Later, I imagine Zeus, bored in his heavenly retreat,
spots a human insect down there on Earth. Idly heaves
a jagged lightning bolt of electricity at it, nailing my
lower-back-right-quadrant. It’s like I were knifed,
when the pain hits. “Aaaaaggghhhhh!!!” I cry out.
Perhaps the security cam which scans the lot
picks up my arched-back pose and exclaim. I don’t know.
But I can no longer walk.
I lean myself against a brick post beneath the Kroger’s opening.
Oh look, there’s someone I know coming out the door. “Hi!” she says,
bubbly as Perrier. “Hi,” I say, figuring I should explain why am holding
up a pillar. “I hurt my back.” Oh, she says, “I’m sorry.” We have a
nice chat. Talk about Greg’s post-Thanksgiving fest, how
she’s been asked to belly dance. “Maybe I will see you there!” I say,
cheerful-like, although my back feels like just-surfaced lava.
“Hope you feel better,” she says and into the night carries off
her little sack of Kroger goods.
I hobble, 90-year-old-man-like, to a shopping cart.
Leaning on it, I wheel slowly back to car. If there were a
portrait for ‘pathetic,’ I am it. No sandwich tomorrow for the girl,
she’ll have to pack more Doritos. Call the spouse, then an
unpleasant drive to driveway. Wife arrives with canes.
(Note to Self: Such a good wife) I use two canes, one each hand,
to get inside the house. Much pain, much ‘Woe-is-me!’
behind closed doors. Gnashing of teeth, water from the eyes.
The usual human lament. I can’t take off my shoes, untie or tie them.
Good Wife does this. I can barely get into bed. Or out of it.
My Life is Over. I’m Ruined! cries the Frantic One inside my head,
(who is always crying frantic things). “No need to awfulize,”
says Good Wife, “until we know what’s up.” Indeed. I suck it up.
Try to meditate, longitudinally, there in my bed.
Try not to imagine wheelchairs, adaptive equipment for
my Remaining Days on Earth.
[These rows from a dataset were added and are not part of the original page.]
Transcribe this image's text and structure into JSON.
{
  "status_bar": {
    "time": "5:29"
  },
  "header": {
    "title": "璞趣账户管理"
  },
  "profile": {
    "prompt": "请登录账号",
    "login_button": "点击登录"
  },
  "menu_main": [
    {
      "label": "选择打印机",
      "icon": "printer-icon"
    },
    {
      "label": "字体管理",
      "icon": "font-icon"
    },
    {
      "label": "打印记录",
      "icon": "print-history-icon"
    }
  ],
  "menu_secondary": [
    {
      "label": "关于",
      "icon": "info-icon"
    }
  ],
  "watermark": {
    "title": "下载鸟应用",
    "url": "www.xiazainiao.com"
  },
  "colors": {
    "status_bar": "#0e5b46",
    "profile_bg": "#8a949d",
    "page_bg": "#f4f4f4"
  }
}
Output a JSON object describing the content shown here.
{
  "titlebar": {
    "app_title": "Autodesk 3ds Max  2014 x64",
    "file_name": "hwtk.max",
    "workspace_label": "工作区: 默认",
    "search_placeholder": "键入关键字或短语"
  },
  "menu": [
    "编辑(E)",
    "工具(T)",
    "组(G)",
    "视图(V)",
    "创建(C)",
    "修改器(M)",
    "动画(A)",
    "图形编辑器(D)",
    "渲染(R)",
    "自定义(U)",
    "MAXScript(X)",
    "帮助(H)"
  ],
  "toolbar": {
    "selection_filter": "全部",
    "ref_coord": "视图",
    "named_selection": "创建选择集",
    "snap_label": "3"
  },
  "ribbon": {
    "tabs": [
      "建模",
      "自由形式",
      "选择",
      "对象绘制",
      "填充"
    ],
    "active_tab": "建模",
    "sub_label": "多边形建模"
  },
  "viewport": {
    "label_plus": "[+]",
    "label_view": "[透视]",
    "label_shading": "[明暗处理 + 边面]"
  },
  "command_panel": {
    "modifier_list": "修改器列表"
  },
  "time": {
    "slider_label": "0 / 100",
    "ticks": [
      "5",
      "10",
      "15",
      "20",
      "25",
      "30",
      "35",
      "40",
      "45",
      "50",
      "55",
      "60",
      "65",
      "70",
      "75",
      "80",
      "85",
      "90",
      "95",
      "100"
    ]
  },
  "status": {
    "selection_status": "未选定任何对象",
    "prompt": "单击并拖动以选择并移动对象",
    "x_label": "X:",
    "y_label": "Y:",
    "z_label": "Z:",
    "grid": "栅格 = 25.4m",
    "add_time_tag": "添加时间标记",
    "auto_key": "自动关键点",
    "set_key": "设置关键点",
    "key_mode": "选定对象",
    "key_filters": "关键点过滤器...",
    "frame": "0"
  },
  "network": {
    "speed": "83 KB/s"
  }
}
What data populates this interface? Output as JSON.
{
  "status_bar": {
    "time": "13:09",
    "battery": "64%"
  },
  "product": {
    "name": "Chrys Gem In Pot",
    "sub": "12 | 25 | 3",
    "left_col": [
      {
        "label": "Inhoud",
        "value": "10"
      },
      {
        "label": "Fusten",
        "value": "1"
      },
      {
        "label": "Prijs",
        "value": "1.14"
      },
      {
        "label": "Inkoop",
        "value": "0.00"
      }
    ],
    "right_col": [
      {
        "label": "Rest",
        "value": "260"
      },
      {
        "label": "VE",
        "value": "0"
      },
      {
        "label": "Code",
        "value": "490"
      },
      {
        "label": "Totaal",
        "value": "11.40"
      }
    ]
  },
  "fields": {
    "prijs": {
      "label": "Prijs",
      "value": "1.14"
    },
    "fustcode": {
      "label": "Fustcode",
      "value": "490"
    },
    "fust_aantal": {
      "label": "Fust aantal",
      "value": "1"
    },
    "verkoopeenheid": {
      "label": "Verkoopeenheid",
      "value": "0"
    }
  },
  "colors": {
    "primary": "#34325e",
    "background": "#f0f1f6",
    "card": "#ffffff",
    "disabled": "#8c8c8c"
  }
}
Next day, the chiropractor, big guy,
chewing gum (chewing gum?!), seems a little young to me,
X-rays, shows the angled spine inside my whacked-up body.
Says 6 or 8 visits should do it, likely a bulging disc
agitating a nearby nerve. CRACK! He adjusts me on my right side.
CRACK! On my left. Is it legal to crack a human being like that?
Next room, a very cute assistant in blue shirt, black slacks, ponytail,
applies electro-pad to lower-back-right-quadrant for 20 minutes,
like leprechauns dancing on your back. The high cuteness factor
of assistants helps with the pain and the chewing
cow’s cud gum. See my X-ray
— wow, my spine is really wandering off there!
Shows me a fiberglass vertebrae. I think I see. We shall see.
Gives me exercises, a sheet of paper. See you soon.
I can walk again. Later, I can reach, tie my shoes. Life is good. No,
life is just great. Note to Self: When was last time you were overjoyed,
ecstatic, just to tie your shoes? To stand and walk into the bracing
brisk Fall sunshine without two canes in either hand? Ah! Ah yes.
We don’t heed the absences. But the absence of excruciating pain is
one half of a coin. The other half — should I notice it — is joy.
Joy of this healthy, upright body. When Zeus misses you with his bolt
and you walk into the Krogers for some bread
for the day to come.
~ An After-dark Walking tour of Huntington, WV
~ Insomnia Album: Pictures for the Pre-Wee Hours
~ Poems Without a Book
~ Six Variations on a Curve in the Road
~ Some Days, Nothing Will Do
~ Still Life with Lines, Leaf and Water
~ Excruciating Pain Report
~ I Got Nuts, Beef, Candy
~ Blue Rooms